Robert Downes 11/9/09
The big entertainment news in Traverse City this month involves the possibility of East Lansings Wharton Center of Performing Arts taking over the management of our City Opera House.
Drawing on the creative power and resources of Michigan State University, the Wharton Center earns rave reviews from theater-goers for bringing Broadway
musicals such as Wicked to East Lansing, along with dozens of musical acts and comedians each year.
It sounds like a slam-dunk good idea when you look at their roster of upcoming performances by the likes of Jerry Seinfeld, Jeff
Foxworthy, Wilco and The Lion King. Negotiations are underway to see what Wharton can do for the City Opera House, with a proposal to be presented to the TC City Commission later this month.
Still, the philistine in me says we should think this over, lest we toss the baby with the bathwater.
The City Opera House is still struggling to pay off the debt on its $8.5 million renovation -- a project which was supported by community fundraising efforts. One might think that this is all the more reason to hand off its management to the pros in East Lansing, right?
Well, maybe. But before Traverse City takes the bait, it would be nice to know whether acts such as Jerry Seinfeld, Wilco and The Lion King would actually make the trip up here to Tiny Town to perform in our 730-seat opera house. And at what cost?
By contrast, the Cobb Great Hall at the Wharton Center in East Lansing seats 2,500 people. Whartons Concert Auditorium seats 3,763. And chances are, you couldn‘t stage a credible Broadway production at our opera house on par with Wicked; that sort of thing requires a specially-designed theater with trapdoors, a fly space, and actors whizzing around on cables and such.
It seems more likely that Traverse City would get the lesser acts with a high-culture bent, which we already have in spades at Interlochen and the Dennos Museum Center.

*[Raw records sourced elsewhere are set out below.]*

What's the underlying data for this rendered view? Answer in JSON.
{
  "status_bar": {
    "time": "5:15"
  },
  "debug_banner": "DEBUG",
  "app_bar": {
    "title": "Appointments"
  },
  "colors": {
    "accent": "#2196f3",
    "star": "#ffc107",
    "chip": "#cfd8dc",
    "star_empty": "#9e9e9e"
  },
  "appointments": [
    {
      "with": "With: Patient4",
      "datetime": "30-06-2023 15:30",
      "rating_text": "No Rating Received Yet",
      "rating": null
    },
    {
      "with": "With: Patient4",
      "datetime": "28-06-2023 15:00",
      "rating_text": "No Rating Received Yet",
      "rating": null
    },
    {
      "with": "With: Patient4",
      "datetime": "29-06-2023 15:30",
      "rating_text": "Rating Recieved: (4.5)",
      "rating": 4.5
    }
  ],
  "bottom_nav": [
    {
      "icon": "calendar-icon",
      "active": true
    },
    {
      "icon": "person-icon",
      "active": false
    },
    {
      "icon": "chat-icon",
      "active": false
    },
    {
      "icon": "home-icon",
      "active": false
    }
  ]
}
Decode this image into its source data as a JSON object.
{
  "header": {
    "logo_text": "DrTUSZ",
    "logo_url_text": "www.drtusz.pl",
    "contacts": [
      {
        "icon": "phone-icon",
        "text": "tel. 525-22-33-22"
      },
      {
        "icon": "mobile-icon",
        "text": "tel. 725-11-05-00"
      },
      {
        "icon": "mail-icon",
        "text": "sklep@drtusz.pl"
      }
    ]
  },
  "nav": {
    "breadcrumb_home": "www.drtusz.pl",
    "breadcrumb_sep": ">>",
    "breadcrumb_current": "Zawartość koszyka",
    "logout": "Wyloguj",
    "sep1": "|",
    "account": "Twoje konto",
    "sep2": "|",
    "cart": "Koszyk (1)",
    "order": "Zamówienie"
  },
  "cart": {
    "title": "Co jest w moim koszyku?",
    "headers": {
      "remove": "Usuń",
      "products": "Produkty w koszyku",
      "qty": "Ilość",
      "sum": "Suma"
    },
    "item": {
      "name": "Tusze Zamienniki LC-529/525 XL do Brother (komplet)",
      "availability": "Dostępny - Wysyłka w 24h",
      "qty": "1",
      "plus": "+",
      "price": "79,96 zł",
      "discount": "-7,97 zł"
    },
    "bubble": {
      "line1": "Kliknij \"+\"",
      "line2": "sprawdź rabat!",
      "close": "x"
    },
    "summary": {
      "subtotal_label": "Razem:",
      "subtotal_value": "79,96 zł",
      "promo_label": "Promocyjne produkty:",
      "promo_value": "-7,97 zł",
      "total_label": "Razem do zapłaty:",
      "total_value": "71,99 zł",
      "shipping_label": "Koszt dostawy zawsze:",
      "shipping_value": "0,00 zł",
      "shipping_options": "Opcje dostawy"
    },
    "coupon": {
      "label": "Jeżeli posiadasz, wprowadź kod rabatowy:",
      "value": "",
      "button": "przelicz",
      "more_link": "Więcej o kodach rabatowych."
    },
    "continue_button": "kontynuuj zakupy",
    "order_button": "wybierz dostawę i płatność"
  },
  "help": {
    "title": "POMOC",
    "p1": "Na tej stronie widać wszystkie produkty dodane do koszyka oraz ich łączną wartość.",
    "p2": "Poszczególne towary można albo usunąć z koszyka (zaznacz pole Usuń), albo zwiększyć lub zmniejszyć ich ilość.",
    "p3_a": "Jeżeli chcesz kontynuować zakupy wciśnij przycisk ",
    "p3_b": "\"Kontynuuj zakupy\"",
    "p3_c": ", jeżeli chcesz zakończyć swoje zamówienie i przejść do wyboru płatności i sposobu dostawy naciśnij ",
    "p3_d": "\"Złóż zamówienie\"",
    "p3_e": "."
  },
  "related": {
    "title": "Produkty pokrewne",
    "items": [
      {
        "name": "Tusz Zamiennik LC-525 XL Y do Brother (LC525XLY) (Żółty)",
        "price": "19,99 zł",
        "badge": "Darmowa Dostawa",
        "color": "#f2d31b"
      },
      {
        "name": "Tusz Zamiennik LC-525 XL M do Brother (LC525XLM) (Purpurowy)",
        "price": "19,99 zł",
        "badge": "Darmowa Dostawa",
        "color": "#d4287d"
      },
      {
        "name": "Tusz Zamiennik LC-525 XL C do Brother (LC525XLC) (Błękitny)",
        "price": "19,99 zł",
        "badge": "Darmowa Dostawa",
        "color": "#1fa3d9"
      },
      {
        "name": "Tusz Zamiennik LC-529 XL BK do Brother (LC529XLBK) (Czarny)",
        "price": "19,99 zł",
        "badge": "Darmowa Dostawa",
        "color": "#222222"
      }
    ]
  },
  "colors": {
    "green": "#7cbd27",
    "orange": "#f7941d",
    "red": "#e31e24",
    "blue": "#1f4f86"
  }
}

Acts like the Shaolin Warriors, Itzhak Perlman, The Nutcracker, Preservation Hall Jazz Band, Irving Berlins White Christmas musical, and the Moscow Festival Ballets production of Coppelia. Ho-hum... Zzzz...
Excuse me for falling asleep here, but those acts -- which are on Whartons roster for the next few months -- are the exact same snoozy fare we‘ve come to expect from Interlochen during the off season. Been there, done that, seen em all a dozen times.
They are worthy acts, and they have their place (at Interlochen), but are they what Traverse
City needs to inject a lively sense of energy and excitement
Currently, theres a huge controversy about the recent
Umphreys McGee jam band show that was held at the opera house a few weeks ago. The concert-goers scuffed up the floor with their dancing and some of them were reportedly overserved. But no arrests were made and the show was widely regarded as the best of the year by opinion-makers in this town.
That show from Porterhouse Productions also brought more than 700 young adult professionals downtown, filling restaurants, stores and nightclubs. For the moment, at least, TC really was the sort of Cool City that our state aspires to.
You know: a city that is so cool and compelling that it attracts new businesses, young professionals and jobs, generating a lively downtown and a great place to live.
Those young adults in their early 20s are the future of our downtown and of the City Opera House. It would be a grave mistake to turn that crowd away simply to facilitate a management contract, because brother, Irving Berlins White Christmas isn‘t going to cut it with the people who are shaping Northern Michigans future.